Retrospective: 20 Years Since Mark Wahlberg Became a ‘Rock Star’ By Jesse Striewski

Few fictional ‘rock’ flicks have ever perfectly captured the essence of sex, drugs, and rock and roll as well as 2001’s Rock Star. Tagged with the line “The story of the wanna be, who got to be,” its source inspiration was drawn from the real life fairy tale of Tim “Ripper” Owens, who landed the dream job as frontman for heavy metal legends Judas Priest after being discovered singing the band’s material in a cover band.

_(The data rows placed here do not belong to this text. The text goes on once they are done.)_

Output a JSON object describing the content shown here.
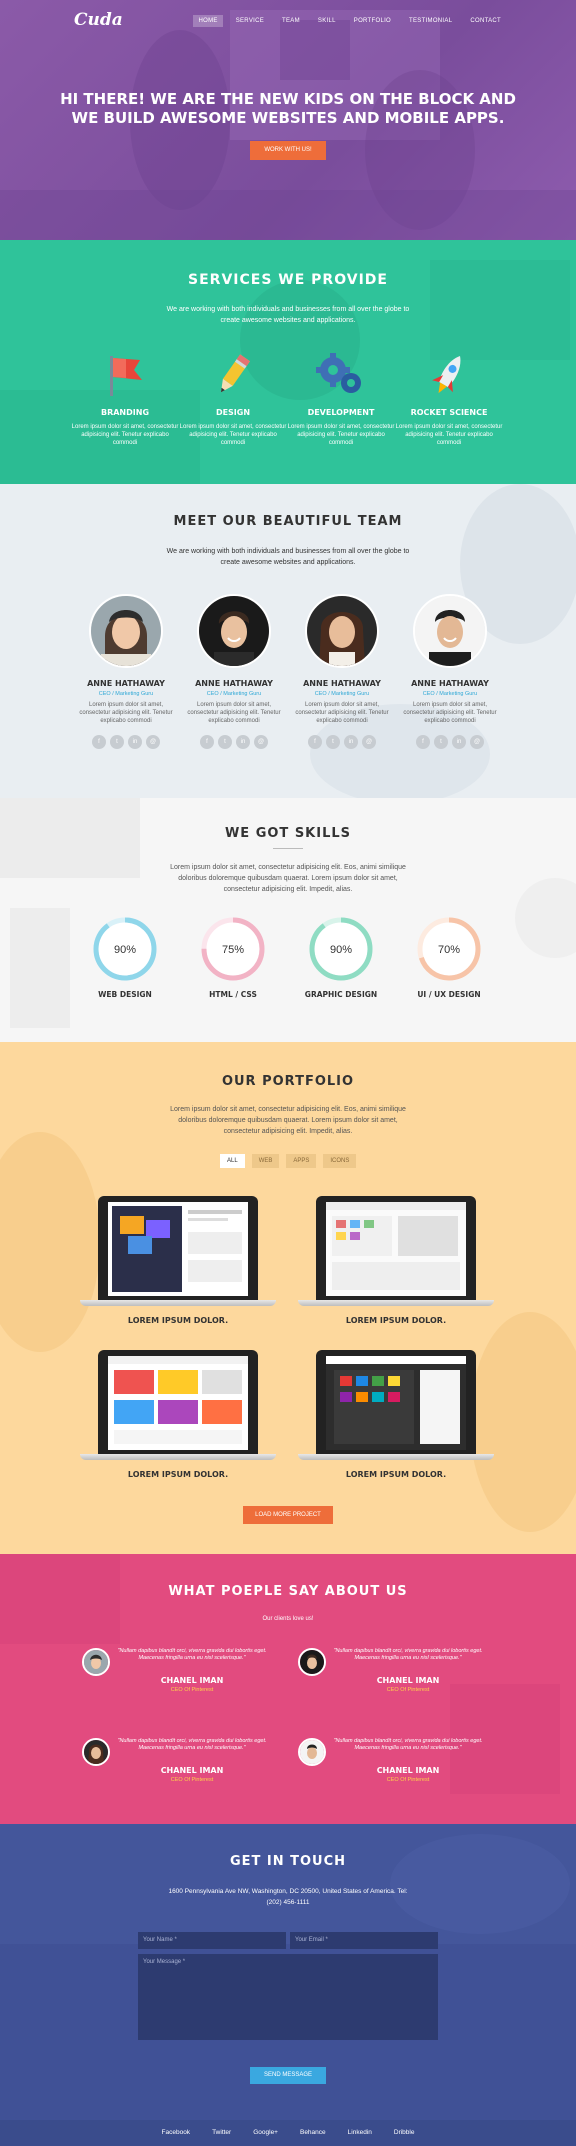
{
  "nav": {
    "logo": "Cuda",
    "items": [
      "HOME",
      "SERVICE",
      "TEAM",
      "SKILL",
      "PORTFOLIO",
      "TESTIMONIAL",
      "CONTACT"
    ]
  },
  "hero": {
    "title": "HI THERE! WE ARE THE NEW KIDS ON THE BLOCK AND WE BUILD AWESOME WEBSITES AND MOBILE APPS.",
    "button": "WORK WITH US!"
  },
  "services": {
    "title": "SERVICES WE PROVIDE",
    "intro": "We are working with both individuals and businesses from all over the globe to create awesome websites and applications.",
    "items": [
      {
        "title": "BRANDING",
        "text": "Lorem ipsum dolor sit amet, consectetur adipisicing elit. Tenetur explicabo commodi",
        "icon": "flag-icon"
      },
      {
        "title": "DESIGN",
        "text": "Lorem ipsum dolor sit amet, consectetur adipisicing elit. Tenetur explicabo commodi",
        "icon": "pencil-icon"
      },
      {
        "title": "DEVELOPMENT",
        "text": "Lorem ipsum dolor sit amet, consectetur adipisicing elit. Tenetur explicabo commodi",
        "icon": "gears-icon"
      },
      {
        "title": "ROCKET SCIENCE",
        "text": "Lorem ipsum dolor sit amet, consectetur adipisicing elit. Tenetur explicabo commodi",
        "icon": "rocket-icon"
      }
    ]
  },
  "team": {
    "title": "MEET OUR BEAUTIFUL TEAM",
    "intro": "We are working with both individuals and businesses from all over the globe to create awesome websites and applications.",
    "members": [
      {
        "name": "ANNE HATHAWAY",
        "role": "CEO / Marketing Guru",
        "text": "Lorem ipsum dolor sit amet, consectetur adipisicing elit. Tenetur explicabo commodi"
      },
      {
        "name": "ANNE HATHAWAY",
        "role": "CEO / Marketing Guru",
        "text": "Lorem ipsum dolor sit amet, consectetur adipisicing elit. Tenetur explicabo commodi"
      },
      {
        "name": "ANNE HATHAWAY",
        "role": "CEO / Marketing Guru",
        "text": "Lorem ipsum dolor sit amet, consectetur adipisicing elit. Tenetur explicabo commodi"
      },
      {
        "name": "ANNE HATHAWAY",
        "role": "CEO / Marketing Guru",
        "text": "Lorem ipsum dolor sit amet, consectetur adipisicing elit. Tenetur explicabo commodi"
      }
    ],
    "social_icons": [
      "f",
      "t",
      "in",
      "@"
    ]
  },
  "skills": {
    "title": "WE GOT SKILLS",
    "intro": "Lorem ipsum dolor sit amet, consectetur adipisicing elit. Eos, animi similique doloribus doloremque quibusdam quaerat. Lorem ipsum dolor sit amet, consectetur adipisicing elit. Impedit, alias.",
    "items": [
      {
        "label": "WEB DESIGN",
        "value": 90,
        "text": "90%",
        "color": "#8fd6ea"
      },
      {
        "label": "HTML / CSS",
        "value": 75,
        "text": "75%",
        "color": "#f2b3c5"
      },
      {
        "label": "GRAPHIC DESIGN",
        "value": 90,
        "text": "90%",
        "color": "#8fdcc3"
      },
      {
        "label": "UI / UX DESIGN",
        "value": 70,
        "text": "70%",
        "color": "#f7c4a8"
      }
    ]
  },
  "portfolio": {
    "title": "OUR PORTFOLIO",
    "intro": "Lorem ipsum dolor sit amet, consectetur adipisicing elit. Eos, animi similique doloribus doloremque quibusdam quaerat. Lorem ipsum dolor sit amet, consectetur adipisicing elit. Impedit, alias.",
    "filters": [
      "ALL",
      "WEB",
      "APPS",
      "ICONS"
    ],
    "items": [
      "LOREM IPSUM DOLOR.",
      "LOREM IPSUM DOLOR.",
      "LOREM IPSUM DOLOR.",
      "LOREM IPSUM DOLOR."
    ],
    "button": "LOAD MORE PROJECT"
  },
  "testimonials": {
    "title": "WHAT POEPLE SAY ABOUT US",
    "subtitle": "Our clients love us!",
    "items": [
      {
        "quote": "\"Nullam dapibus blandit orci, viverra gravida dui lobortis eget. Maecenas fringilla urna eu nisl scelerisque.\"",
        "name": "CHANEL IMAN",
        "role": "CEO Of Pinterest"
      },
      {
        "quote": "\"Nullam dapibus blandit orci, viverra gravida dui lobortis eget. Maecenas fringilla urna eu nisl scelerisque.\"",
        "name": "CHANEL IMAN",
        "role": "CEO Of Pinterest"
      },
      {
        "quote": "\"Nullam dapibus blandit orci, viverra gravida dui lobortis eget. Maecenas fringilla urna eu nisl scelerisque.\"",
        "name": "CHANEL IMAN",
        "role": "CEO Of Pinterest"
      },
      {
        "quote": "\"Nullam dapibus blandit orci, viverra gravida dui lobortis eget. Maecenas fringilla urna eu nisl scelerisque.\"",
        "name": "CHANEL IMAN",
        "role": "CEO Of Pinterest"
      }
    ]
  },
  "contact": {
    "title": "GET IN TOUCH",
    "address": "1600 Pennsylvania Ave NW, Washington, DC 20500, United States of America. Tel: (202) 456-1111",
    "name_placeholder": "Your Name *",
    "email_placeholder": "Your Email *",
    "message_placeholder": "Your Message *",
    "button": "SEND MESSAGE"
  },
  "footer": {
    "links": [
      "Facebook",
      "Twitter",
      "Google+",
      "Behance",
      "Linkedin",
      "Dribble"
    ]
  }
}
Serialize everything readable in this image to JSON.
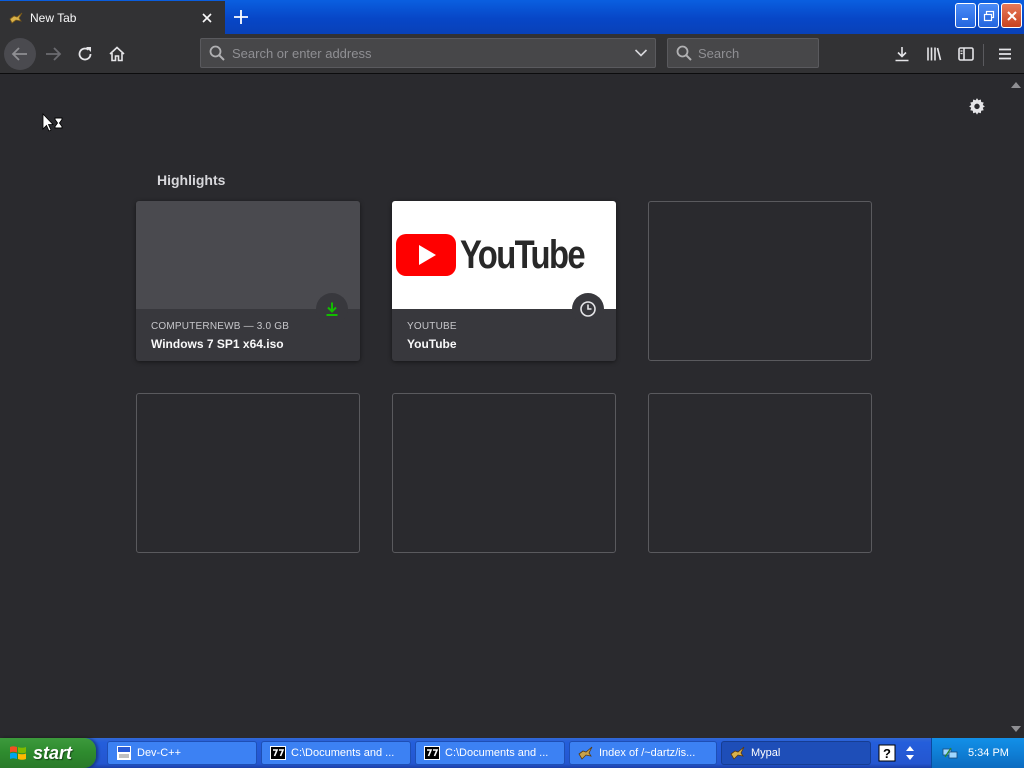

Directed by Stephen Herek, the film uses this idea to tell the story of Chris “Izzy” Cole (Mark Wahlberg), who goes from singer for a Steel Dragon cover act, to the real deal almost overnight. He instantly feels all of the highs and lows going from obscurity to the big leagues, with many of his personal relationships ultimately straining as a result, including his romance with girlfriend/manager Emily Poule (Jennifer Aniston).

Having previous experience as lead singer for Marky Mark and the Funky Bunch, Wahlberg pulls off playing Cole like a pro. He’s surrounded by more ‘real life’ musicians throughout the film, with guitarist Zakk Wylde (Ozzy Osbourne/Black Label Society), bassist Jeff Pilson (Dokken), and drummer Jason Bonham (Led Zeppelin) making up the rest of the lineup of the fictional Steel Dragon.

The author (left) with former Judas Priest singer Tim “Ripper” Owens in 2019. Owens inspired the plot of Rock Star.

Outside of Steel Dragon, there’s use of many other notable musicians in the film; Slaughter drummer Blas Elias, Alter Bridge frontman Myles Kennedy, and even one time L.A. Guns/future Steel Panther lead singer Ralph Saenz (a.k.a. Michael Star – see photo below) all pop up at one point or another. There’s even an homage of sorts to the 1984 classic This is Spinal Tap, when the band is seen photographed on the same rooftop featured in said film.

Aside from featuring many original songs by the likes of KISS, Motley Crue, and Def Leppard (among many others) throughout, it also contains a number of covers re-imagined as Steel Dragon originals, such as the Steelheart track “We All Die Young.” And while the other members of the fictional outfit perform on these songs, oddly, Wahlberg does not sing on them. Instead the vocal duties are handled by Steelheart vocalist Miljenko Matijevic, and one-time Journey singer Jeff Scott Soto.

Making under $20 million on a $50-plus million dollar budget, Rock Star fell short of making the impression filmmakers had hoped it would; this could likely be attributed to the fact it was released just days before the September 11 terrorist attacks. Still, the film has since maintained a life of its own among fans, and remains a go-to, rags-to-riches rock journey to this day.

Steel Panther performing live in 2013; vocalist Michael Star makes a brief appearance in the film (photo courtesy of the author’s personal collection).